Take Martin Skrtel for instance, he was derided in all quarters as a defensive liability last term, but he also scored a whopping seven goals from central defence. That’s one more than Soldado and the same as David Silva!

Everton (H) Jan 2014

Skrtel scored as many as Silva last season

So what the general populous fails to note, is that a team that garners 84 points is very much in balance, just not a balance they are used to. Consider a scale – you can put 1kg on either end to balance it out, or 5kg on either end – it is still in balance, but the one has a net weight of 10kg, the other, 2kg!

I would say that we are, in fact, witnessing a revolution in league football, whereby more goals are being scored and winning teams are the top scorers to a greater proportion than historically seen.

To this end, Liverpool are in rude health.

We possess the league’s current top scorer, and its next superstar. We also have searing pace up front, the loss of Remy aside, and considering the way in which we set up last season, we might find that as time wears on, we are as capable without Suarez as we are with him, due to the whole being greater than the sum of its parts.

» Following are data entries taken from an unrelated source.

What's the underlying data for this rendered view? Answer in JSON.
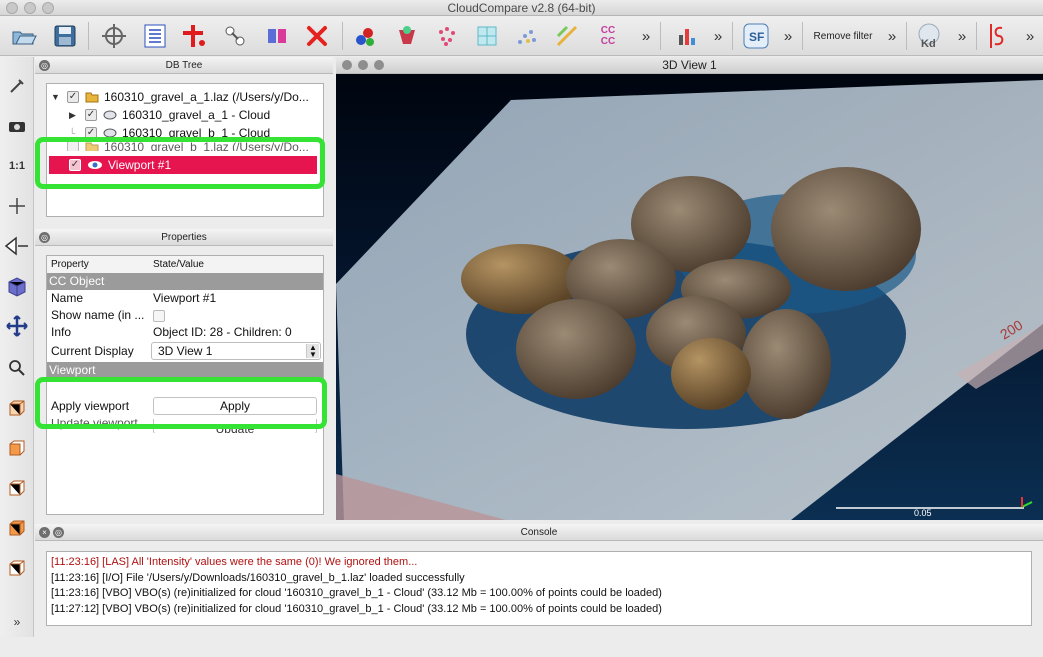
{
  "window": {
    "title": "CloudCompare v2.8 (64-bit)"
  },
  "toolbar": {
    "remove_filter_label": "Remove filter",
    "overflow_label": "»",
    "cc_label": "CC\nCC",
    "kd_label": "Kd",
    "sf_label": "SF",
    "icons": [
      "open-icon",
      "save-icon",
      "clipping-icon",
      "list-icon",
      "cross-section-icon",
      "transform-icon",
      "merge-icon",
      "delete-icon",
      "segment-icon",
      "rgb-icon",
      "sample-icon",
      "octree-icon",
      "scatter-icon",
      "sf-icon",
      "cc-icon",
      "histogram-icon",
      "sf-tools-icon",
      "kd-icon",
      "ls-icon"
    ]
  },
  "left_tools": {
    "scale_label": "1:1"
  },
  "dbtree": {
    "header": "DB Tree",
    "items": [
      {
        "label": "160310_gravel_a_1.laz (/Users/y/Do...",
        "level": 0,
        "checked": true,
        "expanded": true
      },
      {
        "label": "160310_gravel_a_1 - Cloud",
        "level": 1,
        "checked": true,
        "expanded": false
      },
      {
        "label": "160310_gravel_b_1 - Cloud",
        "level": 1,
        "checked": true
      },
      {
        "label": "160310_gravel_b_1.laz (/Users/y/Do...",
        "level": 0,
        "checked": true
      },
      {
        "label": "Viewport #1",
        "level": 0,
        "checked": true,
        "selected": true
      }
    ],
    "selection_color": "#e6154f"
  },
  "properties": {
    "header": "Properties",
    "col_property": "Property",
    "col_value": "State/Value",
    "section_cc": "CC Object",
    "name_label": "Name",
    "name_value": "Viewport #1",
    "showname_label": "Show name (in ...",
    "info_label": "Info",
    "info_value": "Object ID: 28 - Children: 0",
    "display_label": "Current Display",
    "display_value": "3D View 1",
    "section_viewport": "Viewport",
    "apply_label": "Apply viewport",
    "apply_button": "Apply",
    "update_label": "Update viewport",
    "update_button": "Update"
  },
  "view3d": {
    "header": "3D View 1",
    "scale_value": "0.05",
    "ruler_label": "200"
  },
  "console": {
    "header": "Console",
    "lines": [
      {
        "text": "[11:23:16] [LAS] All 'Intensity' values were the same (0)! We ignored them...",
        "color": "#b01010"
      },
      {
        "text": "[11:23:16] [I/O] File '/Users/y/Downloads/160310_gravel_b_1.laz' loaded successfully",
        "color": "#111111"
      },
      {
        "text": "[11:23:16] [VBO] VBO(s) (re)initialized for cloud '160310_gravel_b_1 - Cloud' (33.12 Mb = 100.00% of points could be loaded)",
        "color": "#111111"
      },
      {
        "text": "[11:27:12] [VBO] VBO(s) (re)initialized for cloud '160310_gravel_b_1 - Cloud' (33.12 Mb = 100.00% of points could be loaded)",
        "color": "#111111"
      }
    ]
  },
  "colors": {
    "highlight": "#35e335",
    "warning_text": "#b01010",
    "section_bg": "#9b9b9b"
  }
}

That may sound a bit wishy-washy, but if Rodgers continues to evolve along with the team, we will, in my belief, score as many goals as we did last season because it is clear that this ultra-positive system is a great way to rack up points in this division. Mihail has often said that the third year under a manager should see the true fruits of his labours, and I expect this will be the case.

Rodgers looks for and purchases players with a very definite criterion. In any order: speed, technique and creativity are the basic requirements and this procurement strategy, coupled with another season of steady evolution and take-up of Rodgers methodology, is what will make us a very powerful unit this year.

Rodgers has bought reasonably well so far. It could be suggested that a top forward is a necessary still to mitigate the loss of Suarez, but I believe we will have to go another way, as there simply isn’t a replacement available. Our efforts to procure highly technical full-backs seem to suggest that Rodgers realises this, and I am sure at least one will arrive on a permanent basis before the window is closed.

Again, a good start will be imperative, not least because of the fierce competition and the relative certainty that a failure to ignite out the blocks will leave us well behind the top four perhaps resulting in the feelgood factor from last season evaporating quickly.

We are all a little unsure of our standing in this league and we are not expected to challenge again. This could help us, yet again, be the surprise package for the season.

Thus, if I had to make just one prediction for this season, it would be that at least one (possibly two) of the top five managers will have started badly and seen his team plumb the depths of the league ocean. This manager will be fired at or around Christmas. The Premier League this term is serving up the old “unstoppable force vs immovable rock” party. There are five very large teams, two large teams and thirteen pretenders to the crown. Only one can be Champion, and only four can be in the Champions League.

Something’s gotta give.